Identifying those connections enables consultants to make specific risk mitigation recommendations, such as adjusting drivers’ schedules and workloads to reduce overtime, or adjusting dispatch protocols so employers can ensure drivers aren’t working too many shifts in a short period of time.
Another uncertainty project owners, designers and contractors have to face is how insurance coverage will apply should a project end up in a dispute. “The struggle is around the definition of ‘faulty workmanship’ and who is responsible for the defect. Is it in the design or the build?” Cauti said.
“There can be a lot of finger pointing involved. This reinforces the need for contractors to have a systematic quality assurance (QA) program that adheres to best practices, and for every party to have a role in it.”
Elements of a QA program could include testing of construction materials, conducting regular walk-throughs and obtaining approvals from the owner at key phases, and final sign-off by the owner at the project’s completion.
How construction defects and the current legal climate are affecting projects.
Construction defect claims can affect a business’s reputation, profits, and ability to maintain insurance coverage. That’s why it’s so important to be vigilant about avoiding construction defects, whether you’re a designer, developer, owner or general contractor.
Ultimately, though, these risks should be addressed before ground is broken. Discussing these challenges and collaborating on loss prevention strategies up front reduces the likelihood that any “hiccups” will throw off project timelines or increase costs for the various stakeholders.
Pre-planning discussions also offer the opportunity for these parties to take advantage of carrier partners’ risk control services.
“As an insurance carrier, we may have a role to play in those proactive discussions,” Cauti said.
“We are uniquely positioned to help project stakeholders see their risks and work to minimize them.”
To learn more about Liberty Mutual’s solutions for the construction industry, visit https://business.libertymutualgroup.com/business-insurance/industries/construction-insurance-coverage.
 Managing Uncertainty and Expectations in Building Design and Construction SmartMarket Report
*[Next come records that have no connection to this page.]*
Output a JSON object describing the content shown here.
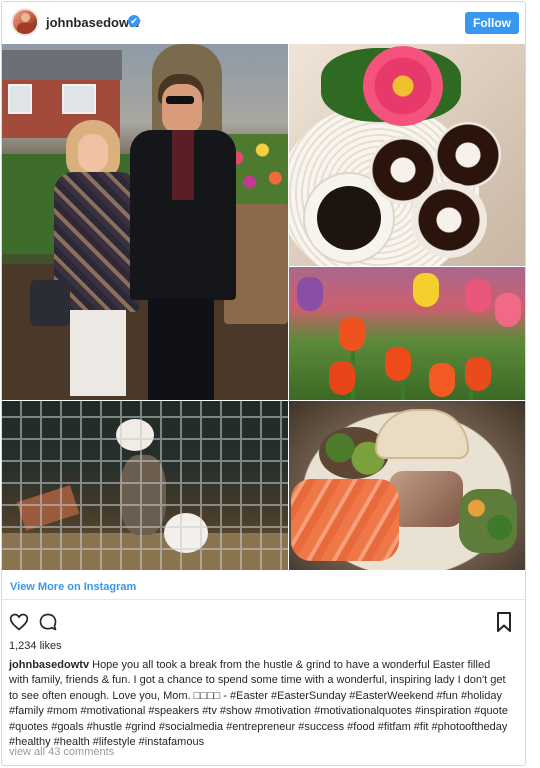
{
  "post": {
    "username": "johnbasedowtv",
    "verified_mark": "✔",
    "follow_label": "Follow",
    "view_more_label": "View More on Instagram",
    "likes": "1,234 likes",
    "caption_user": "johnbasedowtv",
    "caption_text": "Hope you all took a break from the hustle & grind to have a wonderful Easter filled with family, friends & fun. I got a chance to spend some time with a wonderful, inspiring lady I don't get to see often enough. Love you, Mom. □□□□ - #Easter #EasterSunday #EasterWeekend #fun #holiday #family #mom #motivational #speakers #tv #show #motivation #motivationalquotes #inspiration #quote #quotes #goals #hustle #grind #socialmedia #entrepreneur #success #food #fitfam #fit #photooftheday #healthy #health #lifestyle #instafamous",
    "view_all_comments": "view all 43 comments"
  },
  "icons": {
    "avatar": "avatar-icon",
    "verified": "verified-badge-icon",
    "like": "heart-icon",
    "comment": "comment-icon",
    "save": "bookmark-icon"
  },
  "colors": {
    "accent": "#3897f0",
    "text": "#262626",
    "muted": "#999999"
  }
}
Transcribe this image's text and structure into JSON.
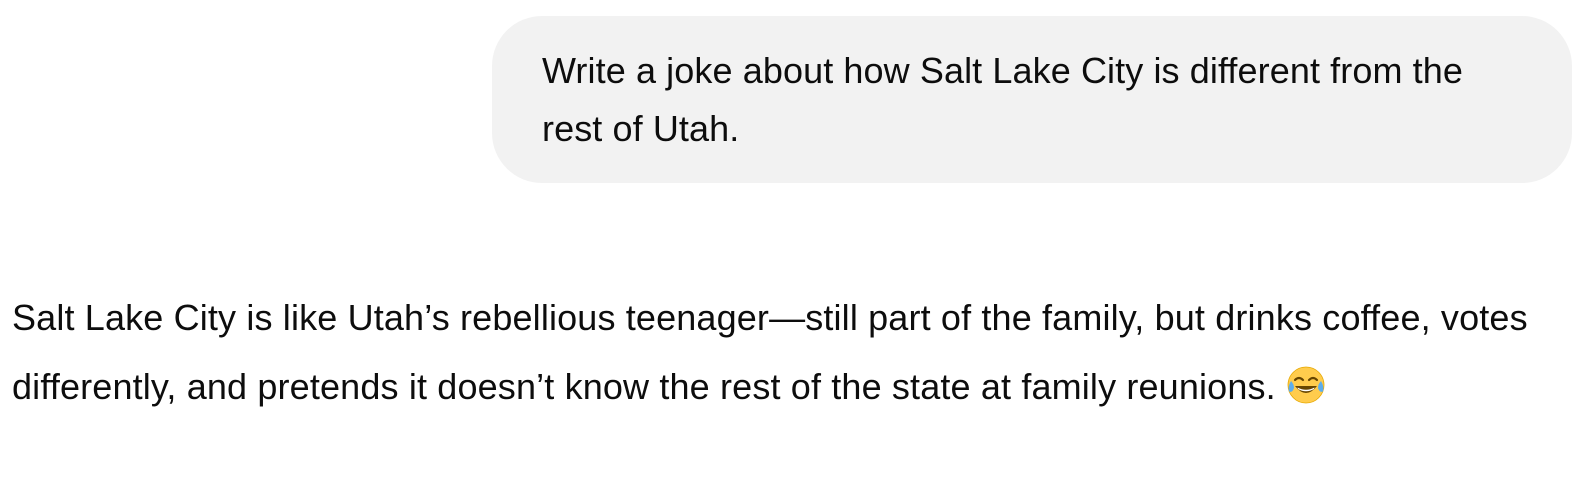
{
  "conversation": {
    "user_message": {
      "text": "Write a joke about how Salt Lake City is different from the rest of Utah."
    },
    "assistant_message": {
      "text": "Salt Lake City is like Utah’s rebellious teenager—still part of the family, but drinks coffee, votes differently, and pretends it doesn’t know the rest of the state at family reunions.",
      "emoji": "face-with-tears-of-joy-icon"
    }
  },
  "colors": {
    "background": "#ffffff",
    "user_bubble_background": "#f2f2f2",
    "text": "#0d0d0d",
    "emoji_yellow": "#ffcc4d",
    "emoji_tears": "#5dadec"
  }
}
This article was produced by the R&I Brand Studio, a unit of the advertising department of Risk & Insurance, in collaboration with Liberty Mutual Insurance. The editorial staff of Risk & Insurance had no role in its preparation.